#### [Records supplied]

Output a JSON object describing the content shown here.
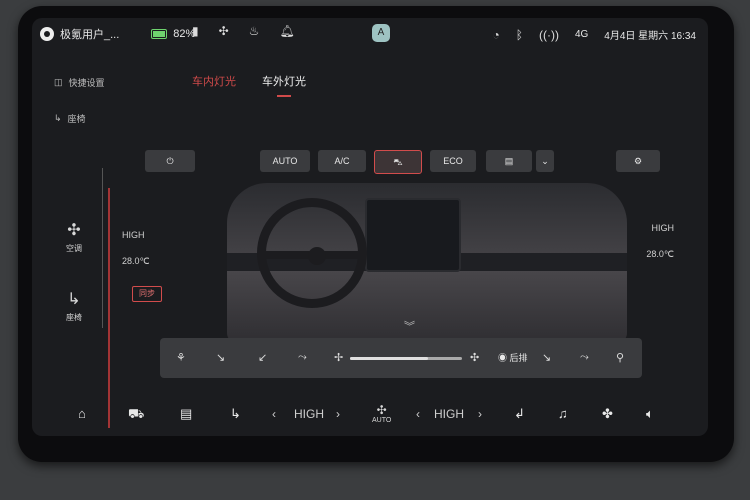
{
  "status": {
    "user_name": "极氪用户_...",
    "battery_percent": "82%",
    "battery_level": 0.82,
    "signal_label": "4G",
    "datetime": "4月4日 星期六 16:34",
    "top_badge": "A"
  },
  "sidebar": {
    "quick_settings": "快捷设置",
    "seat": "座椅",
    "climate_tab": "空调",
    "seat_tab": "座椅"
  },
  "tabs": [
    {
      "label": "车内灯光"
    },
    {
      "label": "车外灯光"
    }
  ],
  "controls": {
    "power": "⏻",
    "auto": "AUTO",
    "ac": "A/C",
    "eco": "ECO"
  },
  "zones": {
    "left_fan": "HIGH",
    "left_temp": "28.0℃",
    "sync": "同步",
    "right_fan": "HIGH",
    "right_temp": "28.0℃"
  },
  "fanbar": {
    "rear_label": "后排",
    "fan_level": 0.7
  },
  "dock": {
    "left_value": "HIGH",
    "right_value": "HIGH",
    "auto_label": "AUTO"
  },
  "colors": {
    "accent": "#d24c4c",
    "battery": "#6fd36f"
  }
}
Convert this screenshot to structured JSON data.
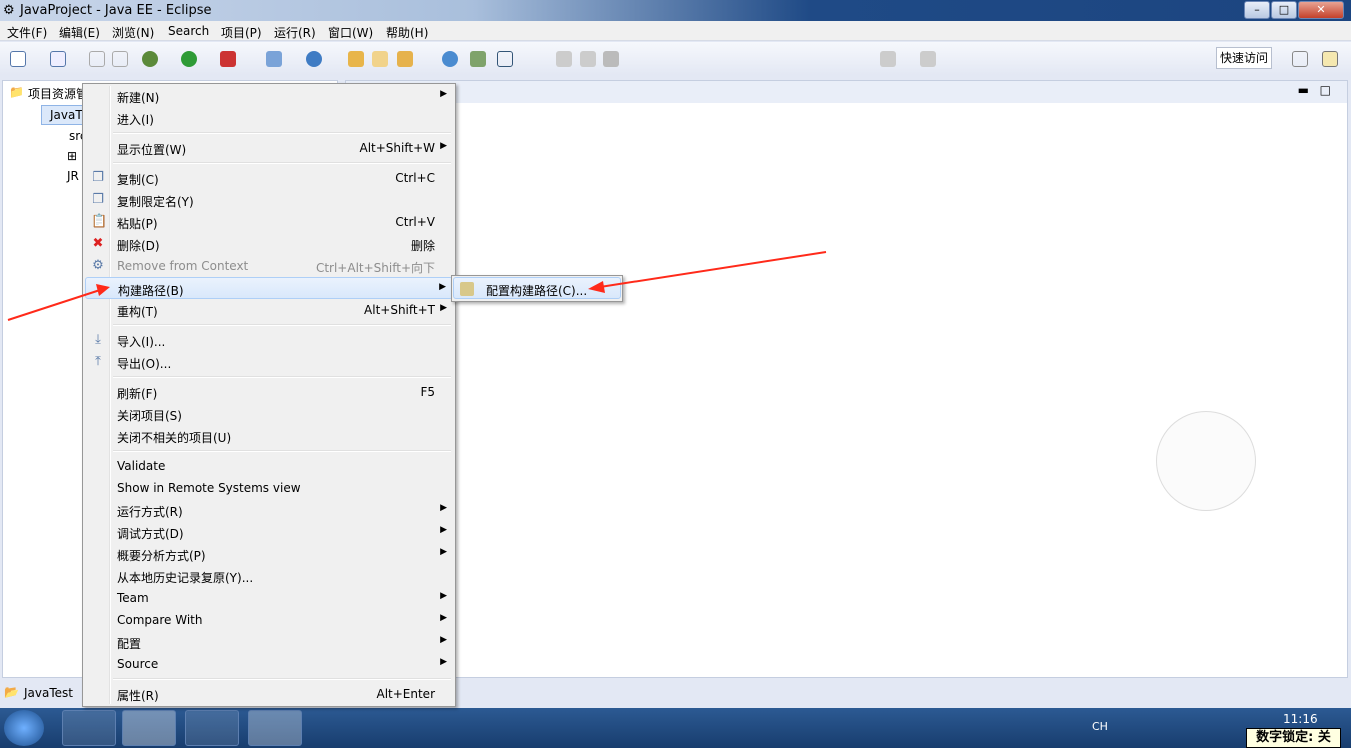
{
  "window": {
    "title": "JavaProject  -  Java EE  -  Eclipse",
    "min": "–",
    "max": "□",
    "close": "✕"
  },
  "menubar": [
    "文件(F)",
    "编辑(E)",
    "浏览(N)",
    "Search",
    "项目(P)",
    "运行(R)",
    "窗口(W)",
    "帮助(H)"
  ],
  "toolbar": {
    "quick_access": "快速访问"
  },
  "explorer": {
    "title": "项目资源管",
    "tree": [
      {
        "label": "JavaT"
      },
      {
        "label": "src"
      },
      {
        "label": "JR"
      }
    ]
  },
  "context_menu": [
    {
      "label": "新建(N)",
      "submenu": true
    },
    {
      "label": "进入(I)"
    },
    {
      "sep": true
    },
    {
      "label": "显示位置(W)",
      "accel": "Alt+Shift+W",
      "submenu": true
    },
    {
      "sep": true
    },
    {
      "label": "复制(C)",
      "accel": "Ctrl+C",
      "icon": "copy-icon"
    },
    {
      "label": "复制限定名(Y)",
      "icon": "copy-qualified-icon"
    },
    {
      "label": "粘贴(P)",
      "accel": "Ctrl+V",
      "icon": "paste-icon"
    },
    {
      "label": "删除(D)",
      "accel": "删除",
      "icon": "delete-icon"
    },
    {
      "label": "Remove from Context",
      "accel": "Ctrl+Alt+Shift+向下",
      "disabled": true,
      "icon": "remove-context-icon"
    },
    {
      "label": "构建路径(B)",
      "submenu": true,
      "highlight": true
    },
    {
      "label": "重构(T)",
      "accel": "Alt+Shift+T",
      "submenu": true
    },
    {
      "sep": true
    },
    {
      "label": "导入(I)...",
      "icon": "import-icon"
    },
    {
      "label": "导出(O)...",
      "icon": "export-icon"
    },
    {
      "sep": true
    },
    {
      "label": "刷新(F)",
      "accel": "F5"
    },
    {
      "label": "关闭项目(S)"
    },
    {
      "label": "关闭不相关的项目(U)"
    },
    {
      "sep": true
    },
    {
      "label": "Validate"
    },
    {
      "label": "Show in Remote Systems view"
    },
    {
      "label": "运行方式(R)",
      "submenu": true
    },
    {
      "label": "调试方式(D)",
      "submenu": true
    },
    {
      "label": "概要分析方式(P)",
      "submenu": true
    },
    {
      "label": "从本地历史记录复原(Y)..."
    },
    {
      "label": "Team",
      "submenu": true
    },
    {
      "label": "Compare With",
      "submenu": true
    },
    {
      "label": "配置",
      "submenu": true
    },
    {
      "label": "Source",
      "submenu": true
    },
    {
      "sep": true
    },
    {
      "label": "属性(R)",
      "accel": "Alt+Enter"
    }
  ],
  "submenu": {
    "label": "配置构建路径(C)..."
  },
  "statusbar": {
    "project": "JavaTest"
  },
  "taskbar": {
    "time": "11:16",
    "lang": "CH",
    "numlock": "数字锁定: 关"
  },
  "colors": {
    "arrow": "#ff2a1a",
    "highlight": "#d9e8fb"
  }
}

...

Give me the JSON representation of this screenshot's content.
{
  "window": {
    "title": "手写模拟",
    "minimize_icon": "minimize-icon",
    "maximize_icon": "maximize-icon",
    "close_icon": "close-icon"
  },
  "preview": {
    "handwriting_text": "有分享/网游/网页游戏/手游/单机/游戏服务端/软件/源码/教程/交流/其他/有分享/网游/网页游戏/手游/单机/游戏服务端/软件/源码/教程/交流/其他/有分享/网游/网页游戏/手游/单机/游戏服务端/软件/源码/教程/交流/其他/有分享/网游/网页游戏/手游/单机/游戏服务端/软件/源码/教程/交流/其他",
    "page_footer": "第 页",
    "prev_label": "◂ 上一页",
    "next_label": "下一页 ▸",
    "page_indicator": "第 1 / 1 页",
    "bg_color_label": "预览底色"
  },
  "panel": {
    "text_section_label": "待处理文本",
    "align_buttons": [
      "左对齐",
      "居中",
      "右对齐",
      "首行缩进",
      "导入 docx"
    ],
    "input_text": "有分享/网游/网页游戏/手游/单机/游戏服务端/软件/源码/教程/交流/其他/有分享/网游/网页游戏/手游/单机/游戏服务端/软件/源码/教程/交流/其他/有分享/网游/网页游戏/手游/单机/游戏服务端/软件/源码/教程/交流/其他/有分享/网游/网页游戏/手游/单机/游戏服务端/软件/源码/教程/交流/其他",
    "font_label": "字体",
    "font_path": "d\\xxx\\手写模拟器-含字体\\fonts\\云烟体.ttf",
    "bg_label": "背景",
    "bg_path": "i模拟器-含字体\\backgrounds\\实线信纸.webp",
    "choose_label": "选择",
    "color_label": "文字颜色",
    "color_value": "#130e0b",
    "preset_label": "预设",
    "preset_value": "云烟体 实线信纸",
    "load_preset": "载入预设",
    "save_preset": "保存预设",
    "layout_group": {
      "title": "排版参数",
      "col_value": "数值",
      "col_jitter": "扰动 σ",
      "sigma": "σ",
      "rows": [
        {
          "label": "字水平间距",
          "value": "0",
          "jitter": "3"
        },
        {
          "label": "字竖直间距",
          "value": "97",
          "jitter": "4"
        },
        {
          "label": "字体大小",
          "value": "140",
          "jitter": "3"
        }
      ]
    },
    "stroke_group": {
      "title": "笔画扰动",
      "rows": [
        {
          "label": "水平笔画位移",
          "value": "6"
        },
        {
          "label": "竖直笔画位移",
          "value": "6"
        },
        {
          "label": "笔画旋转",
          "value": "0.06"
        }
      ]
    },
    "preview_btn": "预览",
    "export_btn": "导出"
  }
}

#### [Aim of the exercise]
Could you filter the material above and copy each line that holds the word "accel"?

#### [Exercise result]
      "accel": "Alt+Shift+W",
      "accel": "Ctrl+C",
      "accel": "Ctrl+V",
      "accel": "删除",
      "accel": "Ctrl+Alt+Shift+向下",
      "accel": "Alt+Shift+T",
      "accel": "F5"
      "accel": "Alt+Enter"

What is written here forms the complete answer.